• Given records:
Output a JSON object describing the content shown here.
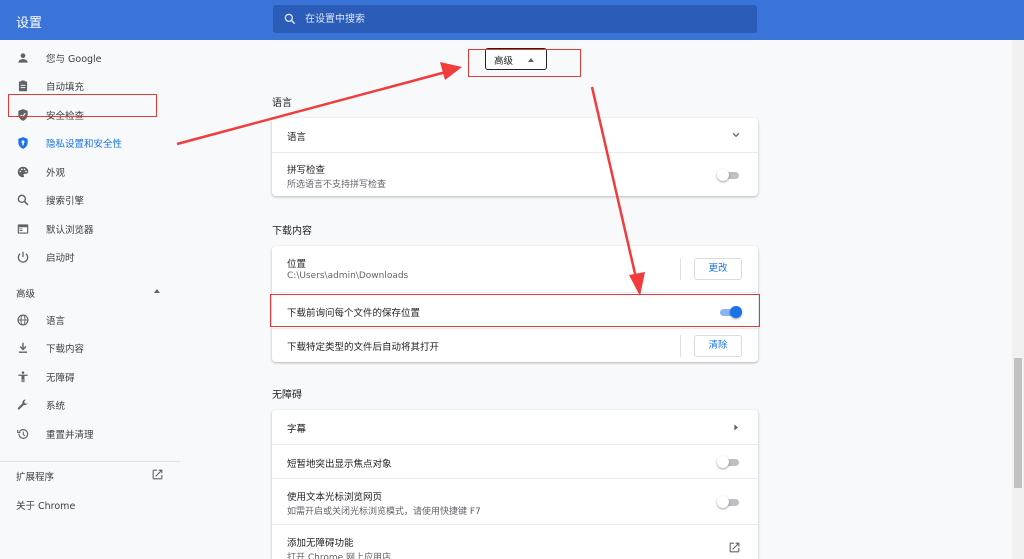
{
  "app": {
    "title": "设置"
  },
  "search": {
    "placeholder": "在设置中搜索"
  },
  "sidebar": {
    "items": [
      {
        "label": "您与 Google",
        "icon": "person-icon"
      },
      {
        "label": "自动填充",
        "icon": "clipboard-icon"
      },
      {
        "label": "安全检查",
        "icon": "shield-check-icon"
      },
      {
        "label": "隐私设置和安全性",
        "icon": "shield-icon",
        "active": true
      },
      {
        "label": "外观",
        "icon": "palette-icon"
      },
      {
        "label": "搜索引擎",
        "icon": "search-icon"
      },
      {
        "label": "默认浏览器",
        "icon": "browser-icon"
      },
      {
        "label": "启动时",
        "icon": "power-icon"
      }
    ],
    "advanced_label": "高级",
    "advanced_items": [
      {
        "label": "语言",
        "icon": "globe-icon"
      },
      {
        "label": "下载内容",
        "icon": "download-icon"
      },
      {
        "label": "无障碍",
        "icon": "accessibility-icon"
      },
      {
        "label": "系统",
        "icon": "wrench-icon"
      },
      {
        "label": "重置并清理",
        "icon": "restore-icon"
      }
    ],
    "extensions_label": "扩展程序",
    "about_label": "关于 Chrome"
  },
  "main": {
    "advanced_button_label": "高级",
    "language": {
      "title": "语言",
      "row1_label": "语言",
      "spell_title": "拼写检查",
      "spell_subtitle": "所选语言不支持拼写检查"
    },
    "downloads": {
      "title": "下载内容",
      "location_title": "位置",
      "location_path": "C:\\Users\\admin\\Downloads",
      "change_button": "更改",
      "ask_label": "下载前询问每个文件的保存位置",
      "auto_open_label": "下载特定类型的文件后自动将其打开",
      "clear_button": "清除"
    },
    "accessibility": {
      "title": "无障碍",
      "captions_label": "字幕",
      "focus_label": "短暂地突出显示焦点对象",
      "caret_title": "使用文本光标浏览网页",
      "caret_subtitle": "如需开启或关闭光标浏览模式，请使用快捷键 F7",
      "add_features_title": "添加无障碍功能",
      "add_features_subtitle": "打开 Chrome 网上应用店"
    }
  },
  "toggles": {
    "spellcheck": false,
    "ask_where_to_save": true,
    "focus_highlight": false,
    "caret_browsing": false
  },
  "colors": {
    "header": "#3b74d9",
    "accent": "#1a73e8",
    "annotation": "#e53935"
  }
}
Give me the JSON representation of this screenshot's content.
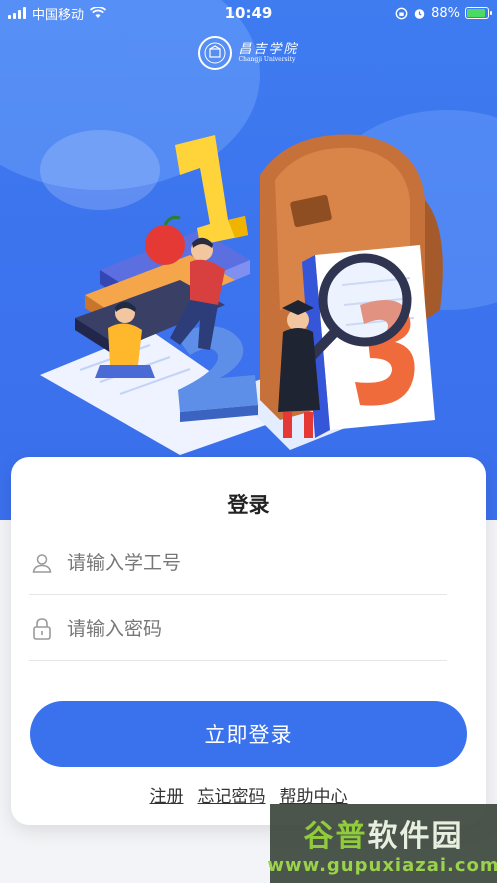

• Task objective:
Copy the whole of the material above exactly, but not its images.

• Answer section:
Output a JSON object describing the content shown here.
{
  "app": {
    "title": "设置"
  },
  "search": {
    "placeholder": "在设置中搜索"
  },
  "sidebar": {
    "items": [
      {
        "label": "您与 Google",
        "icon": "person-icon"
      },
      {
        "label": "自动填充",
        "icon": "clipboard-icon"
      },
      {
        "label": "安全检查",
        "icon": "shield-check-icon"
      },
      {
        "label": "隐私设置和安全性",
        "icon": "shield-icon",
        "active": true
      },
      {
        "label": "外观",
        "icon": "palette-icon"
      },
      {
        "label": "搜索引擎",
        "icon": "search-icon"
      },
      {
        "label": "默认浏览器",
        "icon": "browser-icon"
      },
      {
        "label": "启动时",
        "icon": "power-icon"
      }
    ],
    "advanced_label": "高级",
    "advanced_items": [
      {
        "label": "语言",
        "icon": "globe-icon"
      },
      {
        "label": "下载内容",
        "icon": "download-icon"
      },
      {
        "label": "无障碍",
        "icon": "accessibility-icon"
      },
      {
        "label": "系统",
        "icon": "wrench-icon"
      },
      {
        "label": "重置并清理",
        "icon": "restore-icon"
      }
    ],
    "extensions_label": "扩展程序",
    "about_label": "关于 Chrome"
  },
  "main": {
    "advanced_button_label": "高级",
    "language": {
      "title": "语言",
      "row1_label": "语言",
      "spell_title": "拼写检查",
      "spell_subtitle": "所选语言不支持拼写检查"
    },
    "downloads": {
      "title": "下载内容",
      "location_title": "位置",
      "location_path": "C:\\Users\\admin\\Downloads",
      "change_button": "更改",
      "ask_label": "下载前询问每个文件的保存位置",
      "auto_open_label": "下载特定类型的文件后自动将其打开",
      "clear_button": "清除"
    },
    "accessibility": {
      "title": "无障碍",
      "captions_label": "字幕",
      "focus_label": "短暂地突出显示焦点对象",
      "caret_title": "使用文本光标浏览网页",
      "caret_subtitle": "如需开启或关闭光标浏览模式，请使用快捷键 F7",
      "add_features_title": "添加无障碍功能",
      "add_features_subtitle": "打开 Chrome 网上应用店"
    }
  },
  "toggles": {
    "spellcheck": false,
    "ask_where_to_save": true,
    "focus_highlight": false,
    "caret_browsing": false
  },
  "colors": {
    "header": "#3b74d9",
    "accent": "#1a73e8",
    "annotation": "#e53935"
  }
}
Give me the JSON representation of this screenshot's content.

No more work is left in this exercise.